“I know my Connie; I’ve been watching you.”
Genres, Themes, Actors, and Directors:
Meanwhile, we don’t get to know much about Dern’s quirky father (Levon Helm) or dour older sister (Berridge) either, instead following Dern as she spends time at the mall and a drive-in with her two besties (Margaret Welsh and Sara Inglis):
… and is clearly very interested in presenting herself as a sexually attractive young woman (albeit one who puts limits on how far she’ll go). The inclusion of Williams’ character (who we only see in brief snippets throughout the first hour) was actually at the core of Oates’s original story, which itself was inspired by serial killer Charles Schmid.
To that end, the final third of the film is its most creepy by far — but also its most puzzling (and ultimately unsatisfying), given that we’re not explicitly told whether Treat’s character is any kind of killer (or not), and too much is left to the imagination. What is clear is that Dern is somewhat intrigued by (and attracted to) this handsome stranger, while also recognizing the risks he poses to her if she agrees to his forceful demands.
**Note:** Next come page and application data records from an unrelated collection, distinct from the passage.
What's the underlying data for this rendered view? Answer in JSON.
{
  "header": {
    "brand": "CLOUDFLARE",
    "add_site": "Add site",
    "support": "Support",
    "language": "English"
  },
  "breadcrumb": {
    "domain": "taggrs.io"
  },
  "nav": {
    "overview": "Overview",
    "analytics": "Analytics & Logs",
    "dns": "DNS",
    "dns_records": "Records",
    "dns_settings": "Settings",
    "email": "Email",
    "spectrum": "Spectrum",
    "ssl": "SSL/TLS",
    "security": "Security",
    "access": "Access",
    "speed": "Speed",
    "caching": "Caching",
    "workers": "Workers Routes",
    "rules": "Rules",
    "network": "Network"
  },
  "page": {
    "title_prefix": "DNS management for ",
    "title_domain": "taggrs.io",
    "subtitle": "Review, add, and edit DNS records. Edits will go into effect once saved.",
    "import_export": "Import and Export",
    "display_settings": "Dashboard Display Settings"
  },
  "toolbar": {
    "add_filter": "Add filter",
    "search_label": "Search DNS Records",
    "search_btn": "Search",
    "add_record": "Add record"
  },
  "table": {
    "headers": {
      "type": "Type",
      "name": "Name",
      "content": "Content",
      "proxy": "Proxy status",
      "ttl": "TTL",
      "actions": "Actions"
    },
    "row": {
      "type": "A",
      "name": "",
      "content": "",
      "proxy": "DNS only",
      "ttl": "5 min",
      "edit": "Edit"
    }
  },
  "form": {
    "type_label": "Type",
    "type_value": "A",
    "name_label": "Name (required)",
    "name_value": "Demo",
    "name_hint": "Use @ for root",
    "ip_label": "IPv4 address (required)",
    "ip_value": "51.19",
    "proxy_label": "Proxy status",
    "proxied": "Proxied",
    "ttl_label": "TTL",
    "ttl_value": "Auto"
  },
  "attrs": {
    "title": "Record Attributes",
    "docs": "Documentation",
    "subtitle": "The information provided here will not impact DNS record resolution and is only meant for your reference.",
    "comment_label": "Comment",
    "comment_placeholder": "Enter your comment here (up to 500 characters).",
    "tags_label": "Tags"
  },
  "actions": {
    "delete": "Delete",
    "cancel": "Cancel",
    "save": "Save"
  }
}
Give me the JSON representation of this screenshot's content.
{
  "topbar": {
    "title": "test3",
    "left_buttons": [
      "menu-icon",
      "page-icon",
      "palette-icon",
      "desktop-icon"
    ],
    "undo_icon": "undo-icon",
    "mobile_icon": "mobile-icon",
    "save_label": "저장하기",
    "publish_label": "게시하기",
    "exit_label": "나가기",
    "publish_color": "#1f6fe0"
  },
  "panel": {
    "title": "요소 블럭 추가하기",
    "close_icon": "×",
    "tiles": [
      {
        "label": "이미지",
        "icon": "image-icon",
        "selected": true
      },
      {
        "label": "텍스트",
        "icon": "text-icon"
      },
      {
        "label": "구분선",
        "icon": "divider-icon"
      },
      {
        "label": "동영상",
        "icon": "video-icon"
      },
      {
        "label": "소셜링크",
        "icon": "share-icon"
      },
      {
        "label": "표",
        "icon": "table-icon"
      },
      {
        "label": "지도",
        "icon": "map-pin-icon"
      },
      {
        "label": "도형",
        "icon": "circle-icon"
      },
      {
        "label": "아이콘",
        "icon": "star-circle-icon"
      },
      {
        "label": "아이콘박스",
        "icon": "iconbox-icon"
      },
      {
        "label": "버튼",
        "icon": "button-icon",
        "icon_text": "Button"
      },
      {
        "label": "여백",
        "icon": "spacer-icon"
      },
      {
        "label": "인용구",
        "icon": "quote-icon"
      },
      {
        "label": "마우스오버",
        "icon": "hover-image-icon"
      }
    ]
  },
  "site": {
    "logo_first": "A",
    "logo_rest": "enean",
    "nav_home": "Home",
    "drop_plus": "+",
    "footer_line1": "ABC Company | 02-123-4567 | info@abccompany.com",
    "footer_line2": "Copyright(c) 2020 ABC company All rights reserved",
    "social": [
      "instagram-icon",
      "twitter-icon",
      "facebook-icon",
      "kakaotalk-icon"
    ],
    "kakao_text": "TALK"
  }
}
While I admire much about this well-filmed coming-of-age tale (primarily Dern’s fearless, spot-on performance), it’s not must-see viewing except for fans of Dern’s or Williams’ work.
Notable Performances, Qualities, and Moments: